**What to work on**
In the records that follow, find each line with "WOODMART" and pull it out.

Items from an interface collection
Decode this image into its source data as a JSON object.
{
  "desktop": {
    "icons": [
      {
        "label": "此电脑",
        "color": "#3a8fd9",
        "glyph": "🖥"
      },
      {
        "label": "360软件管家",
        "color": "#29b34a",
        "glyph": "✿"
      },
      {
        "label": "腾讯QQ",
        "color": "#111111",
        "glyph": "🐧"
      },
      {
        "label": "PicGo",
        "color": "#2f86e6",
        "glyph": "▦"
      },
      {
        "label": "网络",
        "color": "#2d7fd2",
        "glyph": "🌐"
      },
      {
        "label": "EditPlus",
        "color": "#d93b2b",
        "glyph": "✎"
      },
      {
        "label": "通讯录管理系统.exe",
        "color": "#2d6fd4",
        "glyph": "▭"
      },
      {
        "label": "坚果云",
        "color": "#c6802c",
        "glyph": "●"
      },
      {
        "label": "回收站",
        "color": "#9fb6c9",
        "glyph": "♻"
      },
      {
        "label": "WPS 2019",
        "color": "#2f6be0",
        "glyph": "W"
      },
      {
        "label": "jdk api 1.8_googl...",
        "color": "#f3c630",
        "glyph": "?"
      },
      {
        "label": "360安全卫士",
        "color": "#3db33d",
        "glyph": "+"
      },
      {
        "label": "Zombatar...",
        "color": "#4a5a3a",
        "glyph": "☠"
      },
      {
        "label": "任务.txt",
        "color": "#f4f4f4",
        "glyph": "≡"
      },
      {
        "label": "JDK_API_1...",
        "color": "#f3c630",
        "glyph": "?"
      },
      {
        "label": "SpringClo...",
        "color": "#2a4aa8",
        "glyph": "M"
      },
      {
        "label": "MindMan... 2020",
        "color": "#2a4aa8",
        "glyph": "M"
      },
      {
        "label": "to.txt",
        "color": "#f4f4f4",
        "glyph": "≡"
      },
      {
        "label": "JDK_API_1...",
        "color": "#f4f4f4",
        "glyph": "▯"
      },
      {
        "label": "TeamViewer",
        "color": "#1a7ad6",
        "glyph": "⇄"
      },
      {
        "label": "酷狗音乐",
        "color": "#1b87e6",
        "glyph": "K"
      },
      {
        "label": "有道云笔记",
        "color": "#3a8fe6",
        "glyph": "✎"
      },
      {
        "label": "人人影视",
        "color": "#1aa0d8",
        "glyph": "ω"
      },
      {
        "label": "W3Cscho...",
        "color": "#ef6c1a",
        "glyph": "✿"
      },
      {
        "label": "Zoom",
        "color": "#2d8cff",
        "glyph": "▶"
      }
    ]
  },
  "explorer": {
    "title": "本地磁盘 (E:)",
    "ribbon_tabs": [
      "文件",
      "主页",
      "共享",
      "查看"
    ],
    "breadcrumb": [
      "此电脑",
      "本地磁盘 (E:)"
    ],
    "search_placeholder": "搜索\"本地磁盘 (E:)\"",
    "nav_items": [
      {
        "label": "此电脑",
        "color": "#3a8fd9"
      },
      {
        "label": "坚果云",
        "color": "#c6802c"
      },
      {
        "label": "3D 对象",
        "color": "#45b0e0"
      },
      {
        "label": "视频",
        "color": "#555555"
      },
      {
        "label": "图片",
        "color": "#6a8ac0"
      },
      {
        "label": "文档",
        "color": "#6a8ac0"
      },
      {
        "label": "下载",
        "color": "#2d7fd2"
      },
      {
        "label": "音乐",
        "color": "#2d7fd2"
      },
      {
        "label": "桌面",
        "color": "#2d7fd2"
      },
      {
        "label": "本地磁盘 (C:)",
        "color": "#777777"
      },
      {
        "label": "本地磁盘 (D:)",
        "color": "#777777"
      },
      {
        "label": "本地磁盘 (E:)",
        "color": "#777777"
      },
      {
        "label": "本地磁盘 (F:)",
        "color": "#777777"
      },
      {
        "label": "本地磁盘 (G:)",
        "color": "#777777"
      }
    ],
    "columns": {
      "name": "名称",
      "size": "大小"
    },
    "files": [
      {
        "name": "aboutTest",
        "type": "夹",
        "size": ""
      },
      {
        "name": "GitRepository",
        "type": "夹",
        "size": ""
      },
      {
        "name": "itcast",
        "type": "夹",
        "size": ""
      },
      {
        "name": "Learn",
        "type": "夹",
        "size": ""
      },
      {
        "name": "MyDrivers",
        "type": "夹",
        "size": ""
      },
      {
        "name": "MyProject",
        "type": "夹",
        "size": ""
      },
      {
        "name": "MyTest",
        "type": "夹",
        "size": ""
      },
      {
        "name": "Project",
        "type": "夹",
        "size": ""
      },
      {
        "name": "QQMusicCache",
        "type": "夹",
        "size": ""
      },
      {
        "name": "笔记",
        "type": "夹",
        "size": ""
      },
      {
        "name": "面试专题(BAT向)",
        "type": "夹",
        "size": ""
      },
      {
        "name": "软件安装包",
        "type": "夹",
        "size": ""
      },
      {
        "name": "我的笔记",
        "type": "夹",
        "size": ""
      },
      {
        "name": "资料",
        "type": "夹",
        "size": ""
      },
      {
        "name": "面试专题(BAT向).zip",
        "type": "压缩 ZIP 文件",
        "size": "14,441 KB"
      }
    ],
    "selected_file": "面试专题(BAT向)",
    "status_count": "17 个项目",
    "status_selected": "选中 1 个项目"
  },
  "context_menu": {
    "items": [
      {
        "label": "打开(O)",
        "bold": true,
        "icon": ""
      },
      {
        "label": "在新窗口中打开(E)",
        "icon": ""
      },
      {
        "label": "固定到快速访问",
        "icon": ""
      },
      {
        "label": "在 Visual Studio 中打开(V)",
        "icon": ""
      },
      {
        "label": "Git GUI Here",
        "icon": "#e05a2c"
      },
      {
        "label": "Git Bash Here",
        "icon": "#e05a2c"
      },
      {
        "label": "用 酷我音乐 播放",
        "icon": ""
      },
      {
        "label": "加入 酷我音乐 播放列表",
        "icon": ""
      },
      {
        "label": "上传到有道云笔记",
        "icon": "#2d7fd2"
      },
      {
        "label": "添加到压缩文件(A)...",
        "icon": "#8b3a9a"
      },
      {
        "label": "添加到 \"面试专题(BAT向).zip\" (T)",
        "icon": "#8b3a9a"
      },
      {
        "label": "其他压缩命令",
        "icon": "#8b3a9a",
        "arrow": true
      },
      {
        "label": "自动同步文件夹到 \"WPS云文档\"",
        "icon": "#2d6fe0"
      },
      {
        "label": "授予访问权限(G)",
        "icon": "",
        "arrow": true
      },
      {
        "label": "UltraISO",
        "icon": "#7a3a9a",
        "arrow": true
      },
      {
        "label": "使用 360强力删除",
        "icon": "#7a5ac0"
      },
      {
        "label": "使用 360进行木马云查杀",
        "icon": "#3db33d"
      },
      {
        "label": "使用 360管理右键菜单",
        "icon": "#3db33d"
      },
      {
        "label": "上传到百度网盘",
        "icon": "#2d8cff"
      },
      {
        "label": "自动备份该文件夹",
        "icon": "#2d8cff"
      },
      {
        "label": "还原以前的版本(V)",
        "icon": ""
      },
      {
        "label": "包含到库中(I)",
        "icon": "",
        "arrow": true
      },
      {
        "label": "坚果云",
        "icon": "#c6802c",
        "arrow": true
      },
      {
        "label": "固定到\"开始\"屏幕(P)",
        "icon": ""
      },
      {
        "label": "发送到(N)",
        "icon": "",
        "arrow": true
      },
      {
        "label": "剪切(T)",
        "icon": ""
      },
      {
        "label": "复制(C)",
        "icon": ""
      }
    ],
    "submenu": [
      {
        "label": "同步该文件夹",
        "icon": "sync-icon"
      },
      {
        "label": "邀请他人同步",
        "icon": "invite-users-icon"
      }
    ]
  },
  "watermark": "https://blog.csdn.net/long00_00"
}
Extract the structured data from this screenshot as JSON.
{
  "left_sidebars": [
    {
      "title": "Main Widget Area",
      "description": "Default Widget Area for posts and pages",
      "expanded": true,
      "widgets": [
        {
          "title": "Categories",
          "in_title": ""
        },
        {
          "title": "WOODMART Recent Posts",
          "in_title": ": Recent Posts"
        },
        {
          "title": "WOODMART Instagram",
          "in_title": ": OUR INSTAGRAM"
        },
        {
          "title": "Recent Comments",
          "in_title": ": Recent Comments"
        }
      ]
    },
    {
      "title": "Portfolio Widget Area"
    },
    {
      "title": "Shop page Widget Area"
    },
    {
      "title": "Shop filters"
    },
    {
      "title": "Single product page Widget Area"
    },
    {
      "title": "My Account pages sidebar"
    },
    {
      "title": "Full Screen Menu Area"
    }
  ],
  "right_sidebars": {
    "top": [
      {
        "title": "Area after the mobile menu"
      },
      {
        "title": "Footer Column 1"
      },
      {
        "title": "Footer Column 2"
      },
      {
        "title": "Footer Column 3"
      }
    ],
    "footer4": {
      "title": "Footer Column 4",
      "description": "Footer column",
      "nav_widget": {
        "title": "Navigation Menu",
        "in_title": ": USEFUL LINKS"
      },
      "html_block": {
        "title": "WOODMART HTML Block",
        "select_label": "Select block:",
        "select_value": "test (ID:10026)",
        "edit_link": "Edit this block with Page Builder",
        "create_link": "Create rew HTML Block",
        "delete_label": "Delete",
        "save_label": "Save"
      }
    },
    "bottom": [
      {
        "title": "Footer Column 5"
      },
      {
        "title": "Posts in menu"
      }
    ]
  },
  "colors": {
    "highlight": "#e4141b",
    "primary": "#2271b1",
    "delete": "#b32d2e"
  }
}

**Exercise response**
          "title": "WOODMART Recent Posts",
          "title": "WOODMART Instagram",
        "title": "WOODMART HTML Block",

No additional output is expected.